known as Balmer lines.

They are very easy to calculate as they are of the form 1/n**2

i.e 1/4 1/9 1/16 1/25 etc

I thought these would be intriguing as they should strongly mirror

the most basic of our own structures and therefore from a commercial

standing be more appealing [read ; make more money]

Unfortunately this simplistic model of the atom is only approximate

and a much better model is afforded by the solutions to wave equations

These generally have the intriguing properties that they have

what mathematicians describe as 'real' and 'imaginary' properties.

They are referring to the roots of negative numbers ..

example:- something times itself = -1 [square root of unity]

In practical terms only the real parts are 'implemented'

[An aside :- approximate solutions to the roots of imaginary numbers

may be used to define structures that look like mountains , coastlines

and more intriguingly tree branches..

I would have thought that someone with a good knowledge of these sets

would try to tie them in with tree and plant structures and thus form

an equivalent of the Linean catalogue. This might then be used with a

knowledge of the DNA. Linking the algorithm the DNA creates,

to the DNA itself, to the atomic make-up and maths behind it.

Ultimately

Everything Is Mathematics !]

Wave equations are examples of differential equations

The real solutions to these equations are generally exponential

and frequently oscillatory

An example of this is the closing of a swing door.

If it is well designed it will swing back quickly to a stop.

If the spring is too strong the door takes ages to close

as you will notice if its very cold outside.

If the spring is too weak it will swing back and forth

before gradually coming to a halt

Supposing in this last case that we marked the furthest point

that the door came to. We would end up with a series of marks

most of which would be around the point where the door

is properly closed.

We could use these in the same way as we used

the approximations above.

I will add a separate section like that for continued fractions

relating to the maths

The next thing that I tried were cubic equations.

The little black cat is based on a cubic equation

[An aside :- I spent a couple of days exhibiting and painting

at a shopping mall in Uxbridge.
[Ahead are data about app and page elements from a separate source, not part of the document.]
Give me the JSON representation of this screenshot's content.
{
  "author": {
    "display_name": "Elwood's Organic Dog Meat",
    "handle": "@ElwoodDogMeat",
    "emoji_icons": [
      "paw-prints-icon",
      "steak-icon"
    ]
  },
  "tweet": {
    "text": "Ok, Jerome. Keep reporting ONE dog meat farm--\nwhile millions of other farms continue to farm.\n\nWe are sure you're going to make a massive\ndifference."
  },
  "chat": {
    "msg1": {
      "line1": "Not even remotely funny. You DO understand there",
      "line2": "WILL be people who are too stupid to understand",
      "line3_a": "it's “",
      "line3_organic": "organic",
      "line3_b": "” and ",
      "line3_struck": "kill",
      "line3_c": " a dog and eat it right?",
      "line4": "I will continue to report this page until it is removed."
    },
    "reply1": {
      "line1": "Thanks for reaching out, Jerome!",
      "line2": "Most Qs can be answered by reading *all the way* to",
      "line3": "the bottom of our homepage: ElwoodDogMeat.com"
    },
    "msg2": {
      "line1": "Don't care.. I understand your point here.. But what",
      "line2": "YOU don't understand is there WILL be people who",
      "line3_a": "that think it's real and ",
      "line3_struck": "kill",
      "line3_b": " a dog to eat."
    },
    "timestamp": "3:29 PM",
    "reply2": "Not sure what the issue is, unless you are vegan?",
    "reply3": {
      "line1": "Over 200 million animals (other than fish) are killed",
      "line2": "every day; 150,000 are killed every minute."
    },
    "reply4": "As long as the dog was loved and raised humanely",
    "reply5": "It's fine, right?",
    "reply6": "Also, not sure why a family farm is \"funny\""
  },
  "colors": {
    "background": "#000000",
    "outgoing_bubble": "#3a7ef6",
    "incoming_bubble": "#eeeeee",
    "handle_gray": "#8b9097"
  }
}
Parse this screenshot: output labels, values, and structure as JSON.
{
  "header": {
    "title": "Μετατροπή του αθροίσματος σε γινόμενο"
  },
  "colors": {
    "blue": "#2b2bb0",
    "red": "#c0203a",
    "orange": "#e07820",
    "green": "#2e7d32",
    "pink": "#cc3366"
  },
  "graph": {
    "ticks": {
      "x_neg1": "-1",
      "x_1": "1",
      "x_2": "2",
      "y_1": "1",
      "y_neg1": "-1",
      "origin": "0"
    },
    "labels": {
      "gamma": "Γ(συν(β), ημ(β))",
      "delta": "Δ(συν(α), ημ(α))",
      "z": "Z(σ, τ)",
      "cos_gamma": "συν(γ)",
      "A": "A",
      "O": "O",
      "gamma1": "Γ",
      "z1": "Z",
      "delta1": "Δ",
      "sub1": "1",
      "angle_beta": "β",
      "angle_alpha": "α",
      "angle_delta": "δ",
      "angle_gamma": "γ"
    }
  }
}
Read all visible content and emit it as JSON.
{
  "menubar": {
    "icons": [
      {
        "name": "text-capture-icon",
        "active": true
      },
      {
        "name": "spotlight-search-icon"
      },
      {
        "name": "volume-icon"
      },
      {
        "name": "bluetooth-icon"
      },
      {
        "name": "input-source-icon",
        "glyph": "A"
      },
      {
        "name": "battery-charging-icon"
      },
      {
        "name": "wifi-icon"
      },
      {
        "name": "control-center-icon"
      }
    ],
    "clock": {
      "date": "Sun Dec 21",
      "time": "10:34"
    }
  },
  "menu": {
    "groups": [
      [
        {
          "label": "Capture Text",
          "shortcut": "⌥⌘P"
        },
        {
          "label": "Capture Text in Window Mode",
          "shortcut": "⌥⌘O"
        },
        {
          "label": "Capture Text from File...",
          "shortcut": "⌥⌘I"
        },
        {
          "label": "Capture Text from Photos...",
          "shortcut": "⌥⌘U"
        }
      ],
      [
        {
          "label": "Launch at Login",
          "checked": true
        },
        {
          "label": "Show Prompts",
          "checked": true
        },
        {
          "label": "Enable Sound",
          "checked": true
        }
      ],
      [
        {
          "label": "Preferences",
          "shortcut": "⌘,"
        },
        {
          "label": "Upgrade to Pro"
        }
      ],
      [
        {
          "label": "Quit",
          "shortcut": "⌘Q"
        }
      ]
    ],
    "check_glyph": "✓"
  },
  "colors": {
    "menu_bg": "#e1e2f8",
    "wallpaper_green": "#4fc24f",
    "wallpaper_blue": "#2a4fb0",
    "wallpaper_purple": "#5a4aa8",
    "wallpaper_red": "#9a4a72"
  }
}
It probably took longer to

position the cat than it did to paint it even though I had

to paint it twice using a lamp black (blueish)

then an ivory black (?) (brownish and therefore an opposite)

to get a pure black.]

At this time I was experimenting with numbers trying to find a way

to differentiate[in the sense of calculus] them, this being sort of

related to some ideas I had regarding the solving of

the differential equations I've written about above.

One of the things I tried was adding up the components

of a number and you can read a much fuller discussion on this

in the separate section entitled 'Ranks of numbers'

Around 1994 I was shifting the remnants of my ex's things from the loft

among which was a small book entitled 'Number theory' by T.H Jackson.

In it (p74) is a question relating to the sum of 3 squares for multiples

of 8 with seven added [ 8k + 7]. I had already used a spreadsheet to

create tables for different number bases and from it permissible squares

are rank 1 , 4 , 1 and 8 repeated [i.e 8k , 8k + 1, 8k + 4]

combinations of these give

1+8+8 = 1 , 1+1+8 = 2 , 1+1+1 = 3 , 1+4+4 = 1 , 1+1+4 = 6 and so on

the end result is 1,2,3,4,5,6,8 are allowable but not 7

hence the sum of 3 squares CANNOT be a multiple of 8 plus 7

e.g 7 , 15 , 23 , 31 , 39 etc

This is a fairly trivial example of the power of this kind of methodology

You will notice that from this example that 1 is the same as 9 is the same

as 17 is the same as 25 ..[8k + 1] and that 2 is the same as 10 etc

and so the mathematics defines SETS of possible solutions without defining

the actual number precisely. However, if you then start to use combinations

of the solutions there is the possibility to reduce the solution set.

There is an example in the 'Ranks of numbers' section where I use just such

a technique to deduce the square root of 961 using in combination

a 10 and a 9 base. With bigger numbers the number of combinations increases

in proportion to their length, this being the limiting factor of the method

It is a simple matter to use a logarithmic base and perform the same

trick thus giving non linear solution sets